Task to carry out: Return, word for word, every entry in the listing below, but not its images.

Supplied data:
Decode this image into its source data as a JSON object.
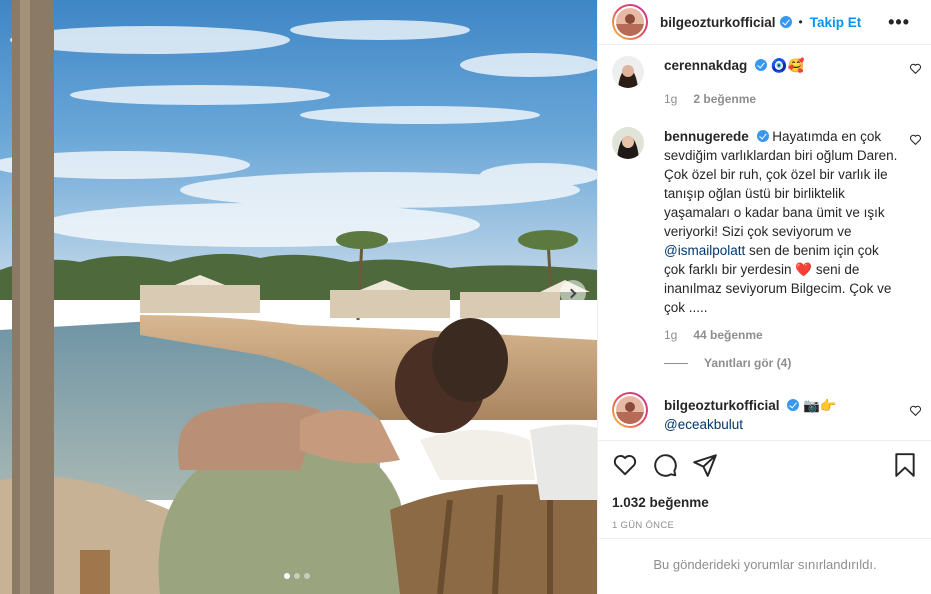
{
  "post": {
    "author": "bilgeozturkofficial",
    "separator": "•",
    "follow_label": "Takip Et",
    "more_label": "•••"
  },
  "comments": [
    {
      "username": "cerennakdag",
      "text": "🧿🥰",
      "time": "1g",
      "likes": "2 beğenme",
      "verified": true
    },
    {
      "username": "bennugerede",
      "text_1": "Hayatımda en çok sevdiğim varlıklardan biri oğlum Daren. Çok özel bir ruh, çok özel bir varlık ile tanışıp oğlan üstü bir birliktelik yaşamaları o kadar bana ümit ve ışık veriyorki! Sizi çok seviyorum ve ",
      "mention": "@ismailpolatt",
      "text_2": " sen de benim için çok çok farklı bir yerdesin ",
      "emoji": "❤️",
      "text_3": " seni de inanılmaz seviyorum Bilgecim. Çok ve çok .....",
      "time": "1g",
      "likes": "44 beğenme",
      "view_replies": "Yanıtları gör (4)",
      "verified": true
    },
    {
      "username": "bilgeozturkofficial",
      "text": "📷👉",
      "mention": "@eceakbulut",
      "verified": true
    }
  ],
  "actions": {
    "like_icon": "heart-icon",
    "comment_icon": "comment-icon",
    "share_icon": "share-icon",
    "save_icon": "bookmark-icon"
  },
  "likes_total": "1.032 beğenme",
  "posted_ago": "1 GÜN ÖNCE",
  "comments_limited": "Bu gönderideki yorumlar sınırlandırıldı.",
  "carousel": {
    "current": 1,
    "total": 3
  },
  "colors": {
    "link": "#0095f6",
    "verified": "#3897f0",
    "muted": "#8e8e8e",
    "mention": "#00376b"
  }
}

The answer:
Decode this image into its source data as a JSON object.
{
  "post": {
    "author": "bilgeozturkofficial",
    "separator": "•",
    "follow_label": "Takip Et",
    "more_label": "•••"
  },
  "comments": [
    {
      "username": "cerennakdag",
      "text": "🧿🥰",
      "time": "1g",
      "likes": "2 beğenme",
      "verified": true
    },
    {
      "username": "bennugerede",
      "text_1": "Hayatımda en çok sevdiğim varlıklardan biri oğlum Daren. Çok özel bir ruh, çok özel bir varlık ile tanışıp oğlan üstü bir birliktelik yaşamaları o kadar bana ümit ve ışık veriyorki! Sizi çok seviyorum ve ",
      "mention": "@ismailpolatt",
      "text_2": " sen de benim için çok çok farklı bir yerdesin ",
      "emoji": "❤️",
      "text_3": " seni de inanılmaz seviyorum Bilgecim. Çok ve çok .....",
      "time": "1g",
      "likes": "44 beğenme",
      "view_replies": "Yanıtları gör (4)",
      "verified": true
    },
    {
      "username": "bilgeozturkofficial",
      "text": "📷👉",
      "mention": "@eceakbulut",
      "verified": true
    }
  ],
  "actions": {
    "like_icon": "heart-icon",
    "comment_icon": "comment-icon",
    "share_icon": "share-icon",
    "save_icon": "bookmark-icon"
  },
  "likes_total": "1.032 beğenme",
  "posted_ago": "1 GÜN ÖNCE",
  "comments_limited": "Bu gönderideki yorumlar sınırlandırıldı.",
  "carousel": {
    "current": 1,
    "total": 3
  },
  "colors": {
    "link": "#0095f6",
    "verified": "#3897f0",
    "muted": "#8e8e8e",
    "mention": "#00376b"
  }
}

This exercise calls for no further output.